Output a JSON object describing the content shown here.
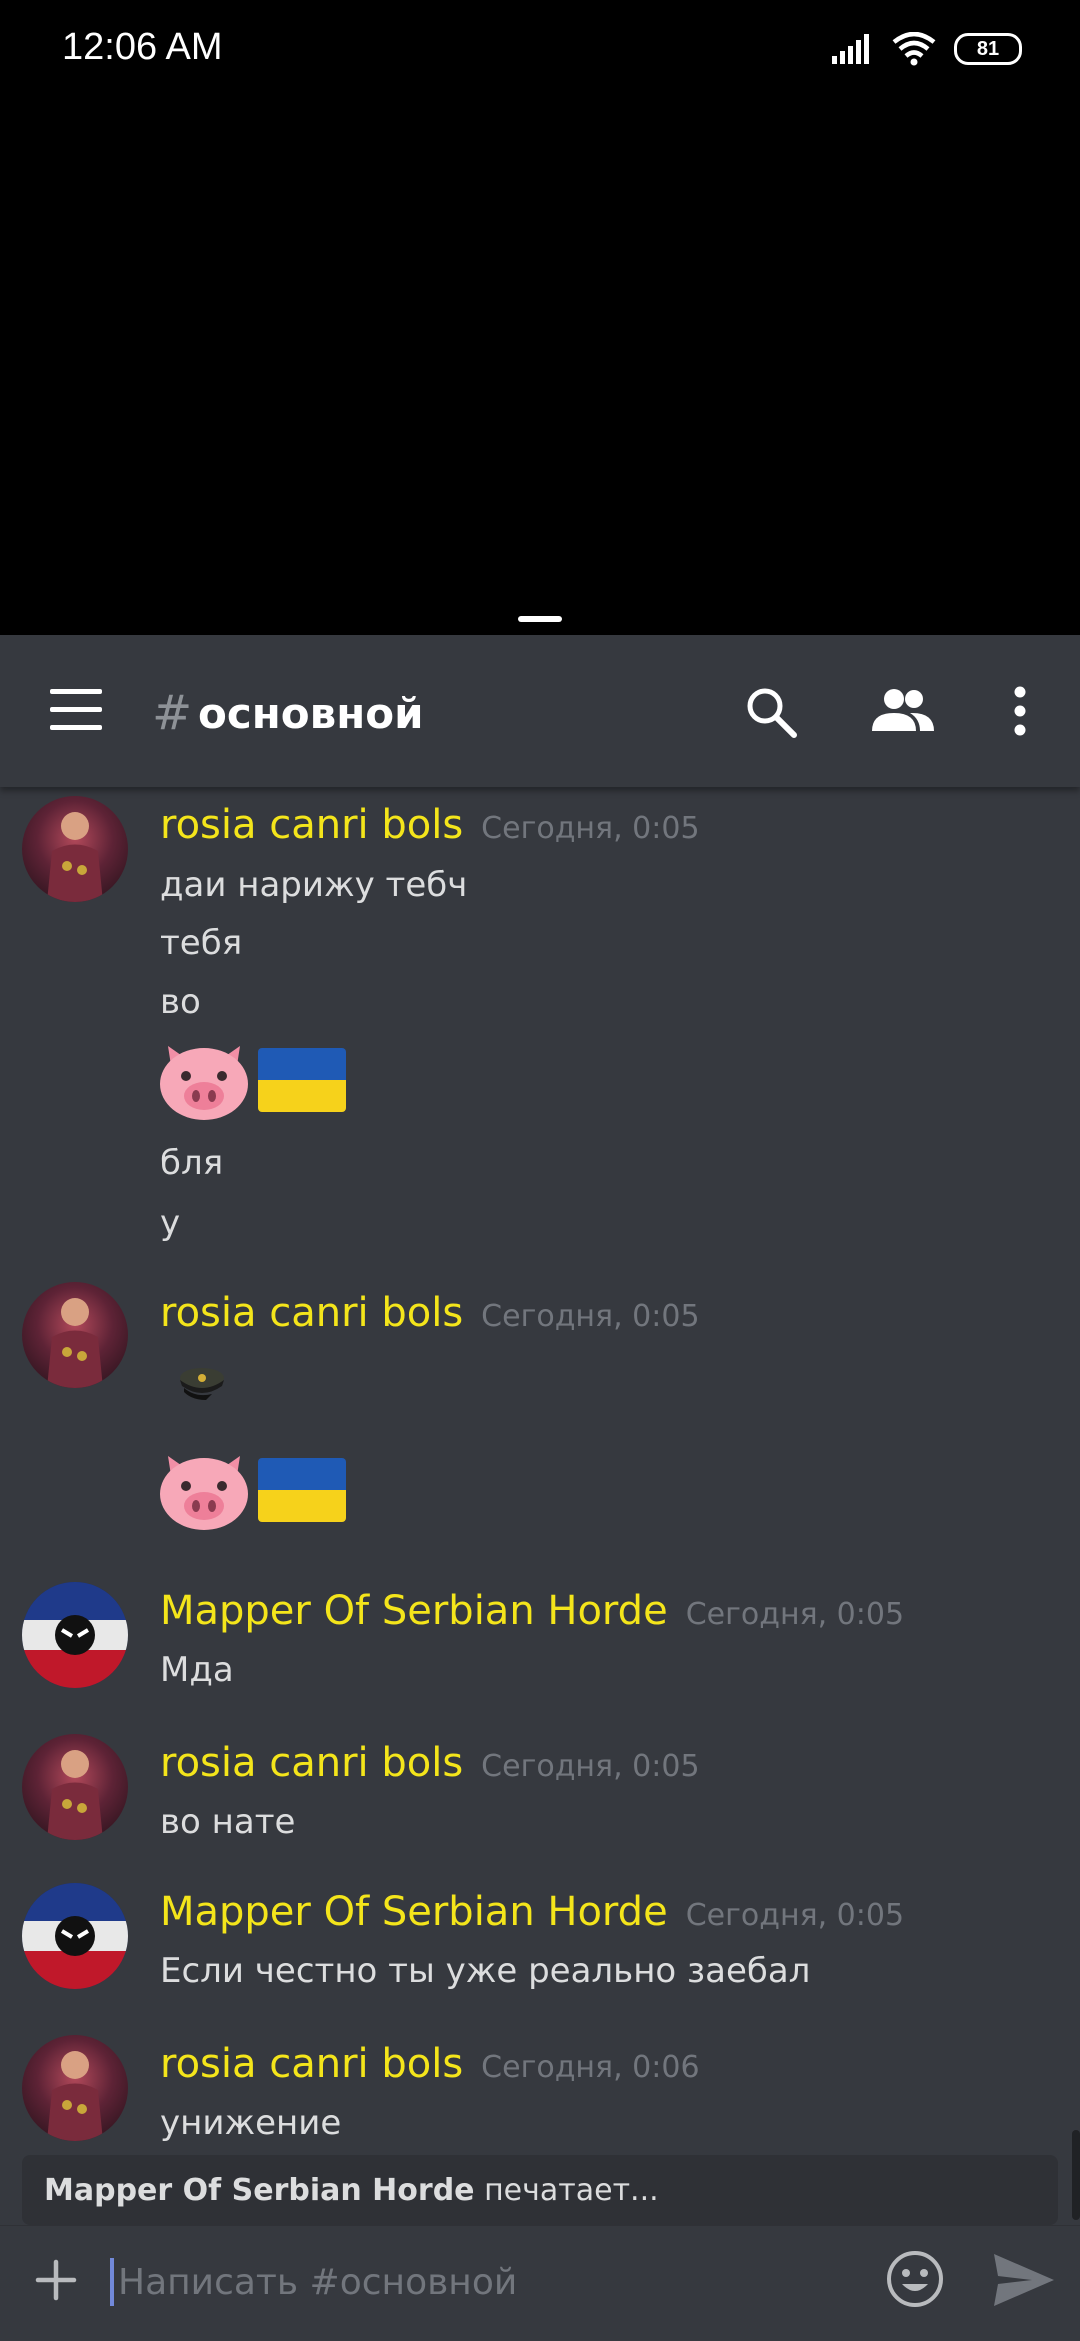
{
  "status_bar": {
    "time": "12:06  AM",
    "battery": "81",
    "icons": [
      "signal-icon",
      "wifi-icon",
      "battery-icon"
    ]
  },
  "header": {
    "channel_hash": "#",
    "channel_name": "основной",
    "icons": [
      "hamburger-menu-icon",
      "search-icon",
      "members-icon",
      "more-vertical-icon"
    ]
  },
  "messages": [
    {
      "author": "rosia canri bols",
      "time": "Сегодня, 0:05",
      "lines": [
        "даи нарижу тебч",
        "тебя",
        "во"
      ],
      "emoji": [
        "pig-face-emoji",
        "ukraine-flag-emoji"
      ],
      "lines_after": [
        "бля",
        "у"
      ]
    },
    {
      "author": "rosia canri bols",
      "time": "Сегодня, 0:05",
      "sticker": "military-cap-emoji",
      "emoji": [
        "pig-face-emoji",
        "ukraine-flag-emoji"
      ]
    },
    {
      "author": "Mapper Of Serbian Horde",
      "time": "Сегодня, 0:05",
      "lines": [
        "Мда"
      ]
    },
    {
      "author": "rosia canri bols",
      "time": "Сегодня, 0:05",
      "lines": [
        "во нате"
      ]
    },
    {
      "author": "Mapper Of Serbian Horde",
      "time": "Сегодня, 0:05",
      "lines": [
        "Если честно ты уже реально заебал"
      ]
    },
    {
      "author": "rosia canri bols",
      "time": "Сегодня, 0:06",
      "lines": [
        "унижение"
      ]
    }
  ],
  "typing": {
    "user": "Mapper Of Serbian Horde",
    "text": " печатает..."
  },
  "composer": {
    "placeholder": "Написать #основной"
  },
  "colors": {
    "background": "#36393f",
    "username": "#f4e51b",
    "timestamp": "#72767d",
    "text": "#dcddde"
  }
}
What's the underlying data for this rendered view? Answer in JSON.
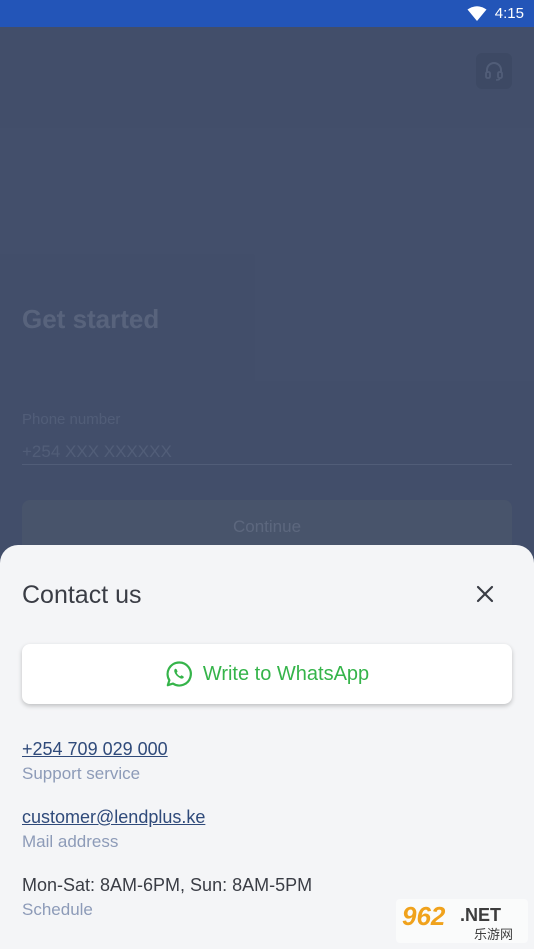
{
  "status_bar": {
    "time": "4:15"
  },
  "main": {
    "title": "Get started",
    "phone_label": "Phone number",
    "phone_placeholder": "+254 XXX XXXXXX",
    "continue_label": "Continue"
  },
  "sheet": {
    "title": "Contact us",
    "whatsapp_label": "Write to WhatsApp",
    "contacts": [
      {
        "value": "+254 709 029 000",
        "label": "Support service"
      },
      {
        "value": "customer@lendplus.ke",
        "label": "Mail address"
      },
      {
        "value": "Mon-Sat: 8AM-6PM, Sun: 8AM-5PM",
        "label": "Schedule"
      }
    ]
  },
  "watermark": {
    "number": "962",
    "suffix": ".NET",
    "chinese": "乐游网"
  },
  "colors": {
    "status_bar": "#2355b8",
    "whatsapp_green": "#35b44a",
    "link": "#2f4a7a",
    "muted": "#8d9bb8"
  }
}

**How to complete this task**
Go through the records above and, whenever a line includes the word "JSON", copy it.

**Solution to the exercise**
Output a JSON object describing the content shown here.
What's the underlying data for this rendered view? Answer in JSON.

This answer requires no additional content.